INFORMATION GIVEN:
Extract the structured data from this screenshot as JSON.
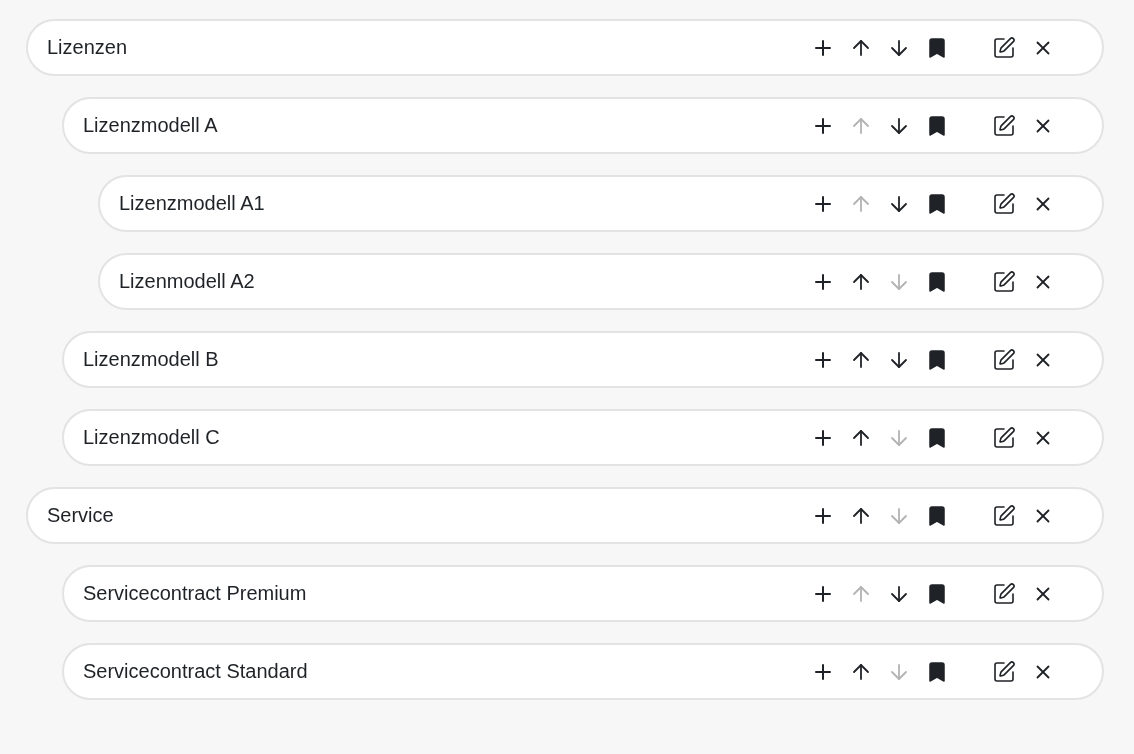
{
  "tree": [
    {
      "label": "Lizenzen",
      "up_disabled": false,
      "down_disabled": false,
      "children": [
        {
          "label": "Lizenzmodell A",
          "up_disabled": true,
          "down_disabled": false,
          "children": [
            {
              "label": "Lizenzmodell A1",
              "up_disabled": true,
              "down_disabled": false
            },
            {
              "label": "Lizenmodell A2",
              "up_disabled": false,
              "down_disabled": true
            }
          ]
        },
        {
          "label": "Lizenzmodell B",
          "up_disabled": false,
          "down_disabled": false
        },
        {
          "label": "Lizenzmodell C",
          "up_disabled": false,
          "down_disabled": true
        }
      ]
    },
    {
      "label": "Service",
      "up_disabled": false,
      "down_disabled": true,
      "children": [
        {
          "label": "Servicecontract Premium",
          "up_disabled": true,
          "down_disabled": false
        },
        {
          "label": "Servicecontract Standard",
          "up_disabled": false,
          "down_disabled": true
        }
      ]
    }
  ]
}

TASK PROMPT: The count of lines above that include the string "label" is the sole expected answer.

TASK ANSWER: 9